  • Discover the city’s rich culture at one of its many festivals, including the Museums Riverbank Festival in August
  • Get cheap direct flights to Frankfurt and journey on to anywhere in Europe
  • Book direct flights to Germany, Frankfurt am Main, and be in the city centre in less than half an hour
  • Find time to wander around Bartholomew’s Cathedral in awe of the building’s splendid 14th century Gothic architecture
  • Visit the links above to find great deals on return flights to Frankfurt for an action-packed German city break
  • Make sure to try some of Germany’s traditional foods on the streets of Frankfurt including the Frankfurter
  • As European cities go, Frankfurt is up there with the best as a place for a fun-filled city break
  • Explore Frankfurt’s many museums that are located in the city’s Old Town or along the banks of the River Main
  • Venture out late to the city’s nightclubs, and relive the birth of trance music that occurred there in the early 90s
  • Spend an evening at Frankfurt’s Alte Oper.

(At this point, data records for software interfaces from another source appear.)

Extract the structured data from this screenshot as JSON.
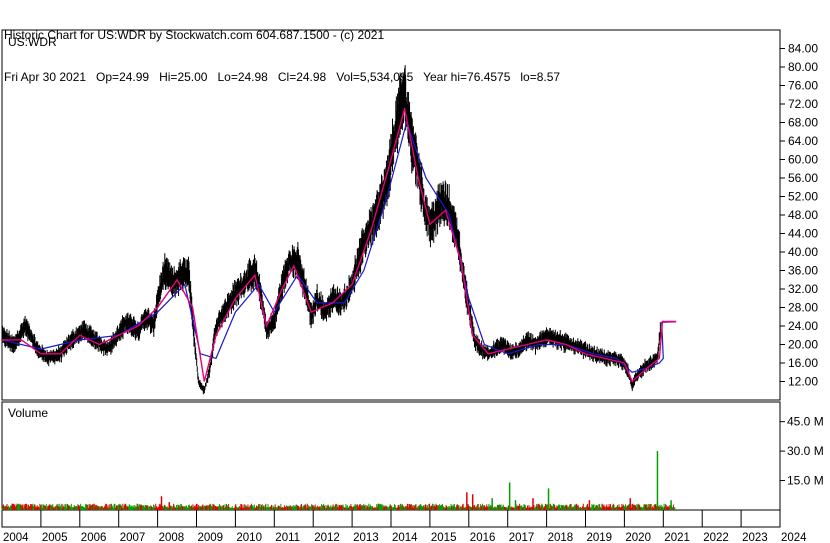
{
  "header": {
    "line1": "Historic Chart for US:WDR by Stockwatch.com 604.687.1500 - (c) 2021",
    "line2": "Fri Apr 30 2021   Op=24.99   Hi=25.00   Lo=24.98   Cl=24.98   Vol=5,534,095   Year hi=76.4575   lo=8.57"
  },
  "chart_data": [
    {
      "type": "line",
      "title": "US:WDR",
      "xlim": [
        2004.0,
        2024.0
      ],
      "ylim": [
        8.0,
        88.0
      ],
      "y_ticks": [
        12,
        16,
        20,
        24,
        28,
        32,
        36,
        40,
        44,
        48,
        52,
        56,
        60,
        64,
        68,
        72,
        76,
        80,
        84
      ],
      "y_tick_labels": [
        "12.00",
        "16.00",
        "20.00",
        "24.00",
        "28.00",
        "32.00",
        "36.00",
        "40.00",
        "44.00",
        "48.00",
        "52.00",
        "56.00",
        "60.00",
        "64.00",
        "68.00",
        "72.00",
        "76.00",
        "80.00",
        "84.00"
      ],
      "x_tick_labels": [
        "2004",
        "2005",
        "2006",
        "2007",
        "2008",
        "2009",
        "2010",
        "2011",
        "2012",
        "2013",
        "2014",
        "2015",
        "2016",
        "2017",
        "2018",
        "2019",
        "2020",
        "2021",
        "2022",
        "2023",
        "2024"
      ],
      "grid": false,
      "colors": {
        "price": "#000000",
        "short_ma": "#e8007a",
        "long_ma": "#1a1acc"
      },
      "price_path": [
        [
          2004.0,
          22
        ],
        [
          2004.3,
          20
        ],
        [
          2004.6,
          24
        ],
        [
          2004.9,
          19
        ],
        [
          2005.2,
          17
        ],
        [
          2005.5,
          18
        ],
        [
          2005.8,
          21
        ],
        [
          2006.1,
          23
        ],
        [
          2006.4,
          21
        ],
        [
          2006.7,
          19
        ],
        [
          2006.9,
          21
        ],
        [
          2007.2,
          25
        ],
        [
          2007.5,
          23
        ],
        [
          2007.7,
          26
        ],
        [
          2007.9,
          24
        ],
        [
          2008.0,
          30
        ],
        [
          2008.2,
          36
        ],
        [
          2008.4,
          33
        ],
        [
          2008.6,
          35
        ],
        [
          2008.8,
          36
        ],
        [
          2008.9,
          25
        ],
        [
          2009.05,
          12
        ],
        [
          2009.2,
          10
        ],
        [
          2009.35,
          15
        ],
        [
          2009.5,
          24
        ],
        [
          2009.7,
          27
        ],
        [
          2010.0,
          31
        ],
        [
          2010.3,
          34
        ],
        [
          2010.5,
          36
        ],
        [
          2010.65,
          31
        ],
        [
          2010.8,
          23
        ],
        [
          2011.0,
          25
        ],
        [
          2011.2,
          33
        ],
        [
          2011.4,
          38
        ],
        [
          2011.6,
          38
        ],
        [
          2011.8,
          32
        ],
        [
          2011.95,
          26
        ],
        [
          2012.1,
          30
        ],
        [
          2012.3,
          27
        ],
        [
          2012.5,
          30
        ],
        [
          2012.7,
          29
        ],
        [
          2012.9,
          31
        ],
        [
          2013.1,
          36
        ],
        [
          2013.3,
          42
        ],
        [
          2013.5,
          46
        ],
        [
          2013.7,
          50
        ],
        [
          2013.9,
          55
        ],
        [
          2014.05,
          63
        ],
        [
          2014.2,
          70
        ],
        [
          2014.35,
          74
        ],
        [
          2014.5,
          66
        ],
        [
          2014.7,
          58
        ],
        [
          2014.85,
          50
        ],
        [
          2015.0,
          46
        ],
        [
          2015.15,
          48
        ],
        [
          2015.3,
          51
        ],
        [
          2015.5,
          49
        ],
        [
          2015.7,
          44
        ],
        [
          2015.85,
          35
        ],
        [
          2016.0,
          28
        ],
        [
          2016.15,
          21
        ],
        [
          2016.3,
          19
        ],
        [
          2016.5,
          18
        ],
        [
          2016.7,
          19
        ],
        [
          2016.9,
          20
        ],
        [
          2017.1,
          18
        ],
        [
          2017.3,
          19
        ],
        [
          2017.5,
          21
        ],
        [
          2017.7,
          20
        ],
        [
          2017.9,
          21
        ],
        [
          2018.1,
          22
        ],
        [
          2018.3,
          21
        ],
        [
          2018.6,
          20
        ],
        [
          2018.9,
          19
        ],
        [
          2019.2,
          18
        ],
        [
          2019.5,
          17
        ],
        [
          2019.8,
          17
        ],
        [
          2020.0,
          16
        ],
        [
          2020.1,
          14
        ],
        [
          2020.2,
          11
        ],
        [
          2020.3,
          13
        ],
        [
          2020.5,
          15
        ],
        [
          2020.7,
          16
        ],
        [
          2020.85,
          17
        ],
        [
          2020.95,
          25
        ],
        [
          2021.1,
          24.99
        ],
        [
          2021.33,
          24.98
        ]
      ],
      "short_ma_path": [
        [
          2004.0,
          21
        ],
        [
          2004.5,
          21
        ],
        [
          2005.0,
          18
        ],
        [
          2005.5,
          18
        ],
        [
          2006.0,
          22
        ],
        [
          2006.5,
          20
        ],
        [
          2007.0,
          22
        ],
        [
          2007.5,
          24
        ],
        [
          2008.0,
          28
        ],
        [
          2008.5,
          34
        ],
        [
          2008.9,
          28
        ],
        [
          2009.2,
          12
        ],
        [
          2009.5,
          22
        ],
        [
          2010.0,
          30
        ],
        [
          2010.5,
          35
        ],
        [
          2010.8,
          24
        ],
        [
          2011.2,
          32
        ],
        [
          2011.5,
          37
        ],
        [
          2011.95,
          27
        ],
        [
          2012.5,
          29
        ],
        [
          2013.0,
          33
        ],
        [
          2013.5,
          45
        ],
        [
          2014.0,
          60
        ],
        [
          2014.35,
          71
        ],
        [
          2014.7,
          56
        ],
        [
          2015.0,
          46
        ],
        [
          2015.4,
          49
        ],
        [
          2015.8,
          38
        ],
        [
          2016.1,
          22
        ],
        [
          2016.5,
          18
        ],
        [
          2017.0,
          19
        ],
        [
          2017.5,
          20
        ],
        [
          2018.0,
          21
        ],
        [
          2018.5,
          20
        ],
        [
          2019.0,
          18
        ],
        [
          2019.5,
          17
        ],
        [
          2020.0,
          16
        ],
        [
          2020.2,
          12
        ],
        [
          2020.6,
          15
        ],
        [
          2020.9,
          17
        ],
        [
          2020.98,
          25
        ],
        [
          2021.33,
          24.98
        ]
      ],
      "long_ma_path": [
        [
          2004.0,
          21
        ],
        [
          2005.0,
          19
        ],
        [
          2006.0,
          21
        ],
        [
          2007.0,
          22
        ],
        [
          2008.0,
          27
        ],
        [
          2008.7,
          33
        ],
        [
          2009.1,
          18
        ],
        [
          2009.5,
          17
        ],
        [
          2010.0,
          27
        ],
        [
          2010.6,
          33
        ],
        [
          2011.0,
          27
        ],
        [
          2011.6,
          35
        ],
        [
          2012.1,
          29
        ],
        [
          2012.8,
          29
        ],
        [
          2013.3,
          36
        ],
        [
          2013.9,
          52
        ],
        [
          2014.4,
          68
        ],
        [
          2014.9,
          56
        ],
        [
          2015.5,
          48
        ],
        [
          2016.0,
          30
        ],
        [
          2016.4,
          20
        ],
        [
          2017.0,
          18
        ],
        [
          2017.8,
          20
        ],
        [
          2018.5,
          20
        ],
        [
          2019.2,
          18
        ],
        [
          2019.8,
          17
        ],
        [
          2020.2,
          14
        ],
        [
          2020.6,
          15
        ],
        [
          2020.9,
          16
        ],
        [
          2021.0,
          17
        ],
        [
          2020.96,
          24.8
        ],
        [
          2021.33,
          24.9
        ]
      ]
    },
    {
      "type": "bar",
      "title": "Volume",
      "ylim": [
        0,
        55
      ],
      "y_ticks": [
        15,
        30,
        45
      ],
      "y_tick_labels": [
        "15.0 M",
        "30.0 M",
        "45.0 M"
      ],
      "colors": {
        "up": "#00a000",
        "down": "#dd0000"
      },
      "spikes": [
        {
          "x": 2008.1,
          "v": 7,
          "dir": "down"
        },
        {
          "x": 2008.3,
          "v": 4,
          "dir": "down"
        },
        {
          "x": 2015.95,
          "v": 9,
          "dir": "down"
        },
        {
          "x": 2016.1,
          "v": 8,
          "dir": "down"
        },
        {
          "x": 2016.6,
          "v": 6,
          "dir": "up"
        },
        {
          "x": 2017.05,
          "v": 14,
          "dir": "up"
        },
        {
          "x": 2017.2,
          "v": 5,
          "dir": "up"
        },
        {
          "x": 2017.65,
          "v": 6,
          "dir": "down"
        },
        {
          "x": 2018.05,
          "v": 11,
          "dir": "up"
        },
        {
          "x": 2019.1,
          "v": 5,
          "dir": "down"
        },
        {
          "x": 2020.15,
          "v": 6,
          "dir": "down"
        },
        {
          "x": 2020.85,
          "v": 30,
          "dir": "up"
        },
        {
          "x": 2021.2,
          "v": 5,
          "dir": "up"
        }
      ],
      "baseline_level": 2.5
    }
  ]
}
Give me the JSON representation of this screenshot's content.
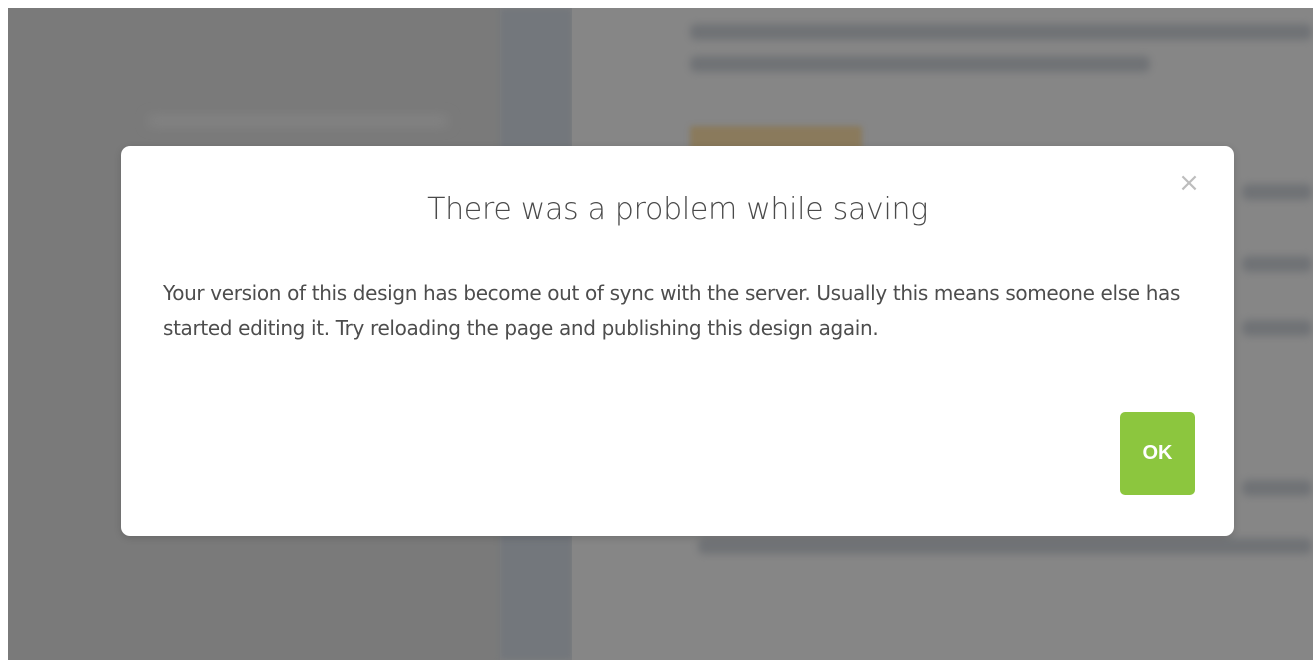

The historic opera house was reconstructed in 1981 due to public demand

International departures to Frankfurt